Updated 20 October 2015

What's keeping you from achieving your dream body?

Are you frustrated with the constant struggle to get to your ideal weight? Our expert weighs in on your weight loss woes.

Keeping your weight down isn't easy – sometimes you drop a few kilos and then, before you know it, you've put the weight back on again! There are many diets that claim to miraculously melt your fat away, but it's hard to find a lasting solution to your weight loss woes.

Thankfully, there are experts that know what to do when diets don't work. DietDoc answers these common weight loss questions:

Q: Can contraception be the cause of weight gain?

I've never had a problem with my weight but started gaining weight after going on the pill.

What the expert says: The use of female hormones for contraception (the pill, patches, injections etc.) and hormone replacement therapy can cause weight gain or weight loss, depending on the individual patient. Women should consult a gynaecologist for personalised advice on the contraceptive that would work best for them. To keep weight in check, women should follow a low-fat, low-GI (glycaemic index) diet and exercise regularly. Read more: DietDoc on weight gain and contraceptives.

Read: Black women gain weight with contraceptives

Q: How can I stop overeating?

I am overweight and want to eat, regardless of my mood. I enjoy food when I'm happy and when I'm sad. I have tried many diets but nothing seems to work because I can't stop overeating.

The expert: Constant hunger can be caused by physiological problems such as insulin resistance, diabetes, female hormone imbalances or a thyroid condition. It can also be caused by an underlying psychological problem. It is a good idea to consult a doctor or psychologist if you think your overeating is caused by any of these.

Read more advice from DietDoc on how to stop overeating.

Q: I can't lose any more weight.

I eat a healthy balanced diet and have lost 4.4kg over the last 7 weeks, but now my weight is stuck at 66kg.

What the expert says: When people go on a slimming diet and initially lose weight, the human body always tries to regain its balance, so it will slow down weight loss to try and compensate for the loss.

It's known as reaching a plateau. As your body becomes lighter, fewer kilojoules are burnt during activities, which means the overall energy expenditure also lessens.

It is important to persevere with your diet and exercise until the body starts losing weight again. More from DietDoc on slow weight loss.

Read more on the weight loss plateau.

Q: My diet is making me constipated.

I am on a high-protein low-carb diet. I am losing weight but it's causing constipation. I'm afraid to add fibre to my diet as it may cause weight gain.

What the expert says: The initial good weight loss that most people experience with these Atkins-type diets, is caused by loss of water. The side effects of these diets can include constipation. Adding a high-fibre carbohydrate like a low-GI like high-fibre bran or, dried fruit are excellent ways of stimulating sluggish bowel movements and should not hinder weight loss.

It is important to eat a balanced diet.

Read more from DietDoc on healthy weight loss.

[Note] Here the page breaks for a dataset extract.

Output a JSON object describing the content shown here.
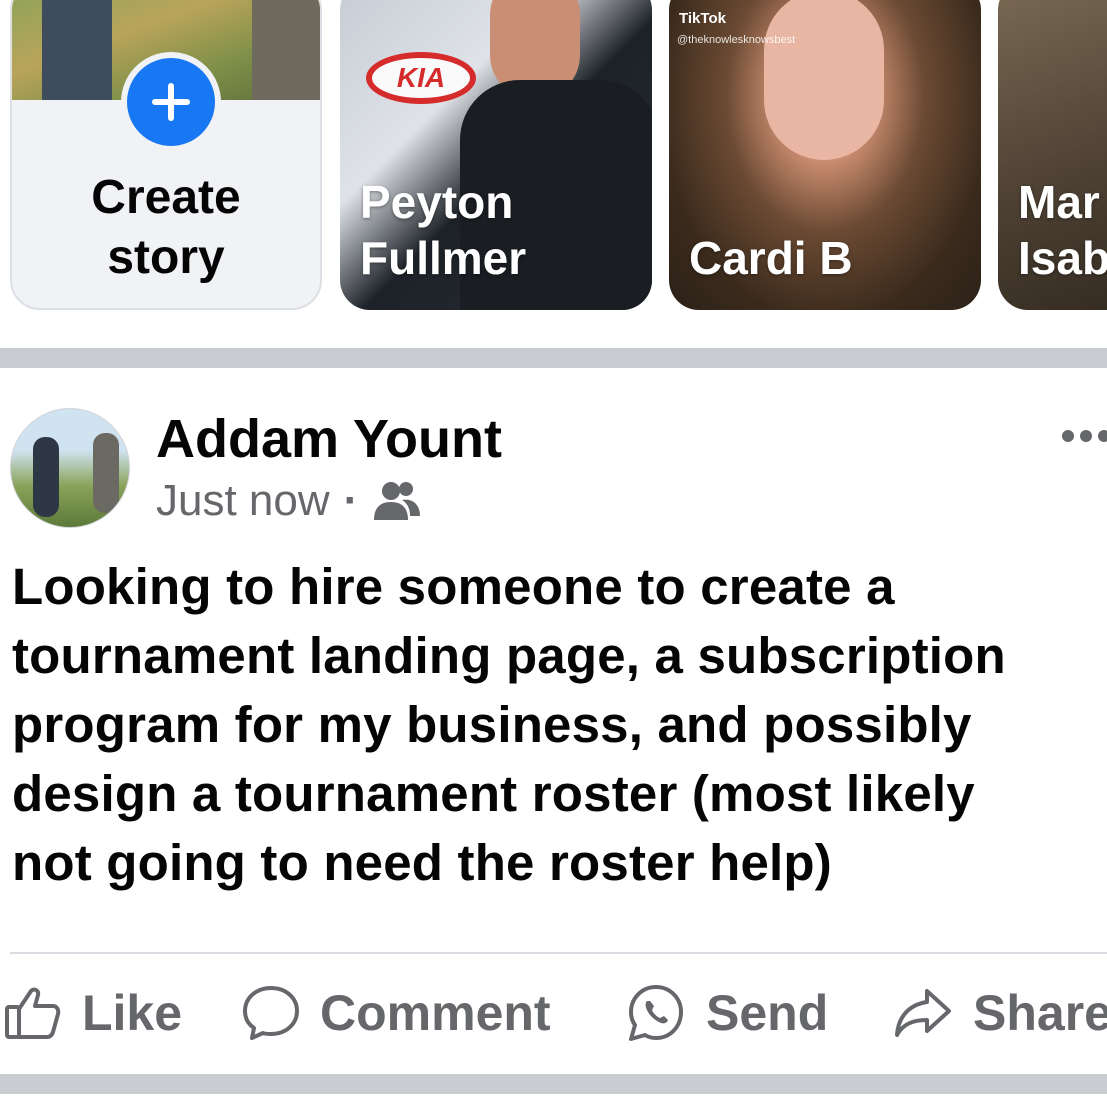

Take this test to find out whether your diet is causing constipation.

Read more:

10 ways to supress your appetite naturally

Misconceptions about high-fibre

Is Fexaramine the weight loss pill we've all been waiting for?


5 reasons to love avocados

2018-10-14 07:00

Read Health24’s Comments Policy

Comment on this story
1 comment
Comments have been closed for this article.

Live healthier

Lifestyle »

E-cigarettes: Here are five things to know

E-cigarettes have become hugely popular in the past decade, but a rash of vaping-linked deaths and illnesses in the US is feeding caution about a product that's already banned in some places.

Allergy »

Ditch the itch: Researchers find new drug to fight hives

A new drug works by targeting an immune system antibody called immunoglobulin E, which is responsible for the allergic reaction that causes hives.